(May"pole`) n. A tall pole erected in an open place and wreathed with flowers, about which the
rustic May-day sports were had.
(May"pop) n. [Perh. corrupt. fr. maracock.] (Bot.) The edible fruit of a passion flower, especially
that of the North American Passiflora incarnata, an oval yellowish berry as large as a small apple.
(May"weed`) n. (Bot.) (a) A composite plant having a strong odor; dog's fennel. It is a native
of Europe, now common by the roadsides in the United States. (b) The feverfew.
(Ma*za"ma Ma*za"me) n. (Zoöl.) A goatlike antelope (Haplocerus montanus) which inhabits
the Rocky Mountains, frequenting the highest parts; called also mountain goat.
(Maz"ard) n. [Cf. F. merise a wild cherry.] (Bot.) A kind of small black cherry.
(Maz"ard), n. [Prob. fr. mazer, the head being compared to a large goblet.] The jaw; the head
or skull. [Obs.] Shak.
(Maz"ard), v. t., To knock on the head. [Obs.]
Mazarine Bible, the first Bible, and perhaps the first complete book, printed with movable metal types;
printed by Gutenberg at Mentz, 1450-55; so called because a copy was found in the Mazarine Library,

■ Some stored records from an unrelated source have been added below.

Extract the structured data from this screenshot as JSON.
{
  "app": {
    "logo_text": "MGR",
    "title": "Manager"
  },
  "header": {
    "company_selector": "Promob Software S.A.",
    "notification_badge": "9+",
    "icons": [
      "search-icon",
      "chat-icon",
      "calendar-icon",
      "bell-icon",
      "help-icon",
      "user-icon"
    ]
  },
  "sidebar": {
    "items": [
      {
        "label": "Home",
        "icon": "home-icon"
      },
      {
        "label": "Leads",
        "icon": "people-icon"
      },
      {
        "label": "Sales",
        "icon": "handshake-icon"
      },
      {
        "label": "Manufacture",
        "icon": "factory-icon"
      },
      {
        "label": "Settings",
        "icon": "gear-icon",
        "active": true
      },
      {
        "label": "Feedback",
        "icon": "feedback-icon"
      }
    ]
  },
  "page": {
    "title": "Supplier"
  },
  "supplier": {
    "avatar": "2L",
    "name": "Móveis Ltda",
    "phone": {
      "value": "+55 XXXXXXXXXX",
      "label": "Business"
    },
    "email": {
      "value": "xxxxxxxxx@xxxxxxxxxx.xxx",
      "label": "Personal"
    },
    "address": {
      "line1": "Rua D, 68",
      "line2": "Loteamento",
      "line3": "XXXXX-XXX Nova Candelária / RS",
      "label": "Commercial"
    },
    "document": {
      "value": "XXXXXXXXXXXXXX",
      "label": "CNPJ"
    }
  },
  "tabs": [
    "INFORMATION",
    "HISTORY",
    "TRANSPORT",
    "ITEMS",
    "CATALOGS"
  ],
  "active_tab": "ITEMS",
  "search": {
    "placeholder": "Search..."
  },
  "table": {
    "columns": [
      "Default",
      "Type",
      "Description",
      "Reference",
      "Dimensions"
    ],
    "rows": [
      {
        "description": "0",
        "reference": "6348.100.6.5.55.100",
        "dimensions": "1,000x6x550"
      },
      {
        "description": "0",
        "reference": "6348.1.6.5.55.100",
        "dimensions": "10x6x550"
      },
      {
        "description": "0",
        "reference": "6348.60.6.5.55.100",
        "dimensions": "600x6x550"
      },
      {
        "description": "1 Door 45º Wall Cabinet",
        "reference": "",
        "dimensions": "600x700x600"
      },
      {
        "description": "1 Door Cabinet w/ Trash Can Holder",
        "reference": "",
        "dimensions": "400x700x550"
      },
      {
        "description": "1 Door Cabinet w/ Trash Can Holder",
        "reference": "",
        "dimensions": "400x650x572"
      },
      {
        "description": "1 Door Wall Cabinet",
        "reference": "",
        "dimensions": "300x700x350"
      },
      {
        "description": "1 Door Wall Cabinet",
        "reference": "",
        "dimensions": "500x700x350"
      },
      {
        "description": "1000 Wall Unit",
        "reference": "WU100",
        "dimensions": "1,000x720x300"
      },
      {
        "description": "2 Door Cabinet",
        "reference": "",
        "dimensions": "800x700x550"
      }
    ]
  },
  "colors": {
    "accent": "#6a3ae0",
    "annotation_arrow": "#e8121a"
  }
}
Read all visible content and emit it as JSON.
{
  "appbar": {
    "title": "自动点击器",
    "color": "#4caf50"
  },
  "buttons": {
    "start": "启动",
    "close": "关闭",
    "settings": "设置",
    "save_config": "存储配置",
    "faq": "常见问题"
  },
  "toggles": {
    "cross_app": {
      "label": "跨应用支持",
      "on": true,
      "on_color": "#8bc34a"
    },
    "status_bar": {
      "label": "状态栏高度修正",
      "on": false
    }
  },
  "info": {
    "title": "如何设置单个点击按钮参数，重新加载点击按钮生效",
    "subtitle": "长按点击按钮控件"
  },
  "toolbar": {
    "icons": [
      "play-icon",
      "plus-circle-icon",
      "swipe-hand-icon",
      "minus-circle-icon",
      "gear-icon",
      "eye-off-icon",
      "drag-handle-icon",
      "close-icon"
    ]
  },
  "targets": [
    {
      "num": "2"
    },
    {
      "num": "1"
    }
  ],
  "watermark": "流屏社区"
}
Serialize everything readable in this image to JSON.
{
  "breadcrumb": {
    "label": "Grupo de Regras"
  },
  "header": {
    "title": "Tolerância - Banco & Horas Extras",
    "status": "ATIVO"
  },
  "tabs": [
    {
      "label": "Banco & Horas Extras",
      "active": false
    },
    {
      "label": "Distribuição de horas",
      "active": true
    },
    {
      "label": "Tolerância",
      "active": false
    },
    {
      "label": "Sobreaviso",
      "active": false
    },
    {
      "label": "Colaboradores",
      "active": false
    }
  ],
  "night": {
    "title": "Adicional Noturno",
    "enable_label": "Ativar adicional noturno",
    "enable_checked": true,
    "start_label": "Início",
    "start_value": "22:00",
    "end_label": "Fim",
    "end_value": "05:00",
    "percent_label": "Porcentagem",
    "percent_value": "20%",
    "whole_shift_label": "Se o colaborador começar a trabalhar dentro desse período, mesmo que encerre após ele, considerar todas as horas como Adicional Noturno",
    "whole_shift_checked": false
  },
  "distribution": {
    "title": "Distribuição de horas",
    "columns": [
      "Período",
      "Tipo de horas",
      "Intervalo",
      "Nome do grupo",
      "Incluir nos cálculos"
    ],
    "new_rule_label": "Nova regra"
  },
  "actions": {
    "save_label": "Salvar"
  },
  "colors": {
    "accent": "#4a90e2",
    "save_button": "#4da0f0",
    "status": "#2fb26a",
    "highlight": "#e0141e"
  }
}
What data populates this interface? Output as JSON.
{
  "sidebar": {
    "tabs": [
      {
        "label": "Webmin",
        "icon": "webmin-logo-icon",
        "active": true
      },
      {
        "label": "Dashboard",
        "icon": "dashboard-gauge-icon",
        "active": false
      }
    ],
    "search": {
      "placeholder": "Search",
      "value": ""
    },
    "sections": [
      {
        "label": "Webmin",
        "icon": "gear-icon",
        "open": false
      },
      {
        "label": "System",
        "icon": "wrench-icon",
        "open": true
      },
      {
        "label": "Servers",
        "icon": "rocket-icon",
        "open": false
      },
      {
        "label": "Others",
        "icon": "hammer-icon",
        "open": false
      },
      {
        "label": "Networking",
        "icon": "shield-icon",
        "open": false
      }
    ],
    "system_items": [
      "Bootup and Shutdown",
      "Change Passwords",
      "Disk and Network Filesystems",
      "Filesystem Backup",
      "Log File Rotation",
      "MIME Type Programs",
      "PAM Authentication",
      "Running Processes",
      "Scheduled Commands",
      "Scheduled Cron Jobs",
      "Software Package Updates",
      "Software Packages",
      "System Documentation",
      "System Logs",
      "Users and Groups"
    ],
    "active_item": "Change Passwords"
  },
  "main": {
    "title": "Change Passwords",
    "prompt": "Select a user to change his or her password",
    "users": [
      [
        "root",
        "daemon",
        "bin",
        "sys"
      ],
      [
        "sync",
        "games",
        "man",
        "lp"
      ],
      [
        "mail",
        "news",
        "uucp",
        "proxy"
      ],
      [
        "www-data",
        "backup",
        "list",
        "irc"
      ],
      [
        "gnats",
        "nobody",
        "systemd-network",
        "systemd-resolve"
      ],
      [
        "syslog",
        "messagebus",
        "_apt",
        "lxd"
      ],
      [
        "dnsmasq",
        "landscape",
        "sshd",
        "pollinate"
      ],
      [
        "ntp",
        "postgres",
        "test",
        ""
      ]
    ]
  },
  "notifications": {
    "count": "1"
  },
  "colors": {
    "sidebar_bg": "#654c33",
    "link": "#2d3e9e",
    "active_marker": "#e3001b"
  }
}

at Paris, about 1760. Mazarine blue, a deep blue color, named in honor of Cardinal Mazarin.
(Maz`a*rine") a. Of or pertaining to Cardinal Mazarin, prime minister of France, 1643-1661.
(Maz`a*rine"), n. Mazarine blue.
(Maz"de*an) a. Of or pertaining to Ahura-Mazda, or Ormuzd, the beneficent deity in the Zoroastrian
dualistic system; hence, Zoroastrian.
(Maz"de*ism) n. The Zoroastrian religion.
(Maze) n. [OE. mase; cf. OE. masen to confuse, puzzle, Norweg. masast to fall into a slumber,
masa to be continually busy, prate, chatter, Icel. masa to chatter, dial. Sw. masa to bask, be slow,
work slowly and lazily, mas slow, lazy.]
1. A wild fancy; a confused notion. [Obs.] Chaucer.
2. Confusion of thought; perplexity; uncertainty; state of bewilderment.
3. A confusing and baffling network, as of paths or passages; an intricacy; a labyrinth. "Quaint mazes on
the wanton green." Shak.
Or down the tempting maze of Shawford brook.Wordaworth.
The ways of Heaven are dark and intricate,Addison.
Puzzled with mazes, and perplexed with error.
Syn. Labyrinth; intricacy. See Labyrinth.
(Maze) v. t. [imp. & p. p. Mazed ; p. pr. & vb. n. Mazing.] To perplex greatly; to bewilder; to
astonish and confuse; to amaze. South.
(Maze), v. i. To be bewildered. [Obs.] Chaucer.
(Maz"ed*ness) n. The condition of being mazed; confusion; astonishment. [Obs.] Chaucer.
(Maze"ful) a. Mazy. [Obs.] Sir P. Sidney.